Bringing graphics, X86 closer
"In 2011 we will deliver multiple APUs targeting multiple markets and our competitor will only have one targeting a specific spot in the market," said Moore, referring to archrival Intel. "And we are delivering a much clearer vision of architectural integration for graphics and compute cores," he said.
Moore outlined AMD's plan to evangelize the industry to help develop the software needed for merged x86, graphics chips. The stack includes new runtime environments, domain libraries and high-level frameworks.
AMD aims to make graphics equal citizens with x86 cores. The two will share unified virtual address space that is part of page-able system memory. GPUs on and off the main processor will be brought into the CPUs cache coherent memory domain, and ultimately GPUs will support context switching, Moore said.

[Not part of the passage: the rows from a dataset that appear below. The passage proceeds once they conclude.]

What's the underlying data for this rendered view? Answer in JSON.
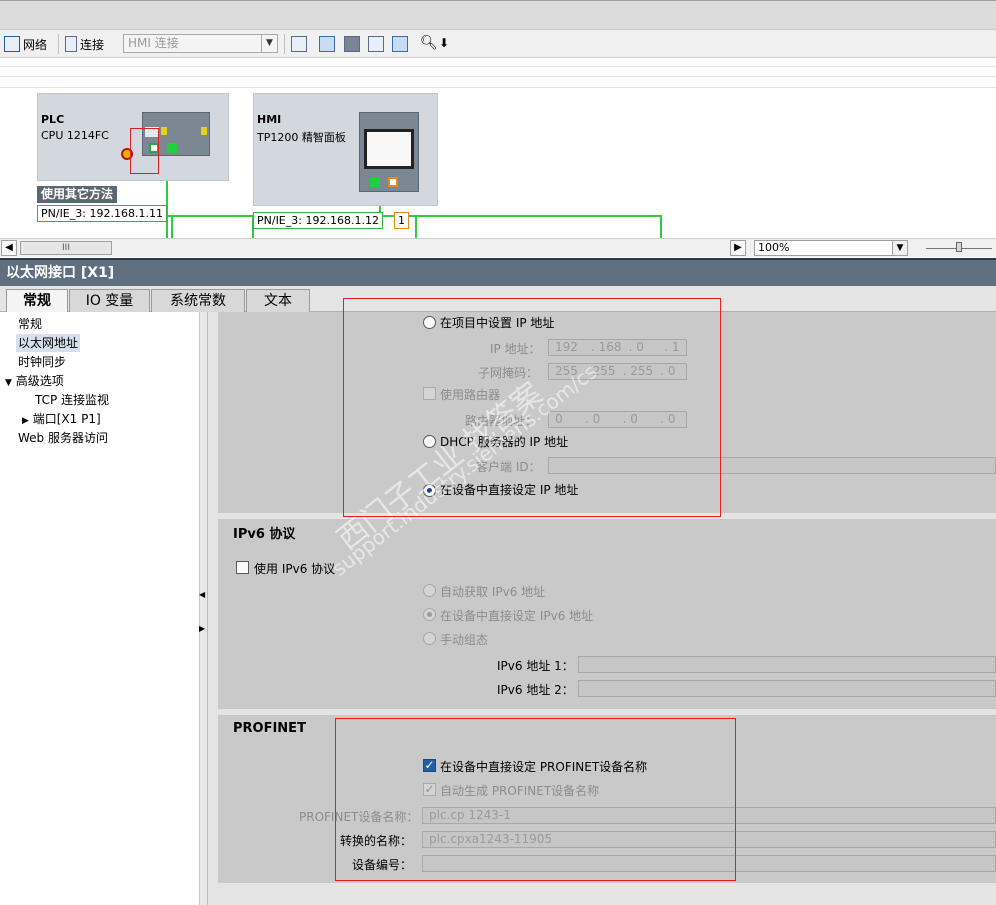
{
  "toolbar": {
    "network_label": "网络",
    "connect_label": "连接",
    "hmi_conn_value": "HMI 连接"
  },
  "canvas": {
    "plc": {
      "title": "PLC",
      "model": "CPU 1214FC",
      "method_label": "使用其它方法",
      "ip_tag": "PN/IE_3:  192.168.1.11"
    },
    "hmi": {
      "title": "HMI",
      "model": "TP1200 精智面板",
      "ip_tag": "PN/IE_3:  192.168.1.12",
      "port_tag": "1"
    }
  },
  "scroll": {
    "zoom_value": "100%",
    "thumb": "III"
  },
  "inspector": {
    "title": "以太网接口 [X1]",
    "tabs": [
      "常规",
      "IO 变量",
      "系统常数",
      "文本"
    ]
  },
  "nav": {
    "items": [
      "常规",
      "以太网地址",
      "时钟同步",
      "高级选项",
      "TCP 连接监视",
      "端口[X1 P1]",
      "Web 服务器访问"
    ]
  },
  "ipv4": {
    "opt_project": "在项目中设置 IP 地址",
    "ip_label": "IP 地址：",
    "ip_value": [
      "192",
      "168",
      "0",
      "1"
    ],
    "mask_label": "子网掩码：",
    "mask_value": [
      "255",
      "255",
      "255",
      "0"
    ],
    "router_check": "使用路由器",
    "router_label": "路由器地址：",
    "router_value": [
      "0",
      "0",
      "0",
      "0"
    ],
    "opt_dhcp": "DHCP 服务器的 IP 地址",
    "client_label": "客户端 ID：",
    "opt_direct": "在设备中直接设定 IP 地址"
  },
  "ipv6": {
    "title": "IPv6 协议",
    "use_check": "使用 IPv6 协议",
    "opt_auto": "自动获取 IPv6 地址",
    "opt_direct": "在设备中直接设定 IPv6 地址",
    "opt_manual": "手动组态",
    "addr1_label": "IPv6 地址 1：",
    "addr2_label": "IPv6 地址 2："
  },
  "profinet": {
    "title": "PROFINET",
    "direct_check": "在设备中直接设定 PROFINET设备名称",
    "auto_check": "自动生成 PROFINET设备名称",
    "name_label": "PROFINET设备名称：",
    "name_value": "plc.cp 1243-1",
    "conv_label": "转换的名称：",
    "conv_value": "plc.cpxa1243-11905",
    "devnum_label": "设备编号："
  },
  "watermark": {
    "cn": "西门子工业 找答案",
    "url": "support.industry.siemens.com/cs"
  },
  "colors": {
    "net_green": "#2ecc40",
    "annot_red": "#e02020",
    "title_bar": "#5f6f7f",
    "check_blue": "#1f5fa8"
  }
}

Many of the features require support from partners such as Microsoft and developers of the OpenCL standard for multicore programming. For example AMD plans to deliver a GOU with a hardware scheduler with close OS integration.

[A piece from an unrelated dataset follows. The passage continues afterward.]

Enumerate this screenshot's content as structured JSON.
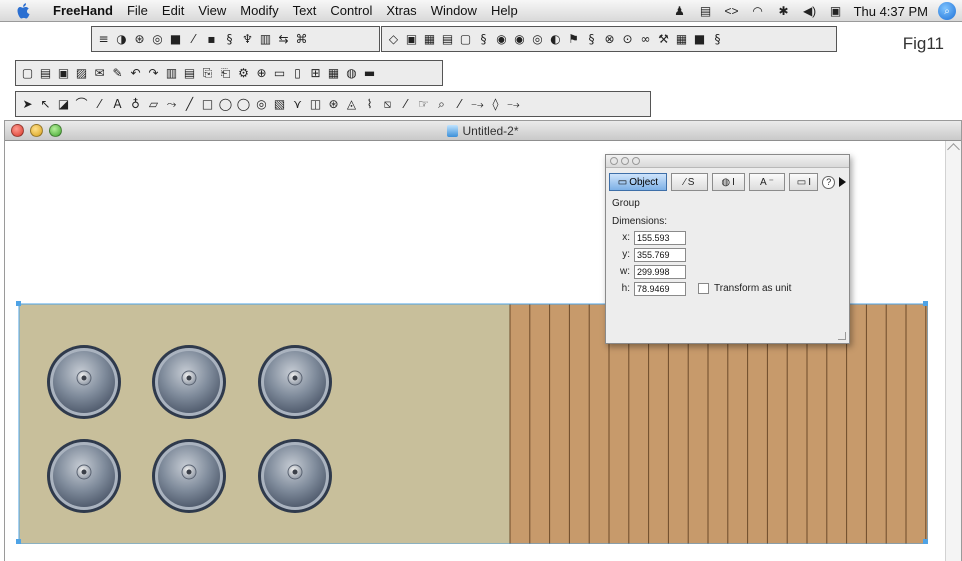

"Any app in user mode will be able to use the GPU without talking to the OS or device drivers, making a direct connection to offload work with new task-parallel queuing runtimes," said Moore.
The future runtimes could be upgrades of today's OpenCL and Microsoft DirectCompute runtimes or new software such as ConcRT, GCD or TBB, he said.
AMD will also take some steps on its own. For example, it will support bi-directional movement of available power between CPU and GPU cores. It also plans a higher bandwidth on-chip memory controller.
AMD wants to develop a software stack for its Fusion chips.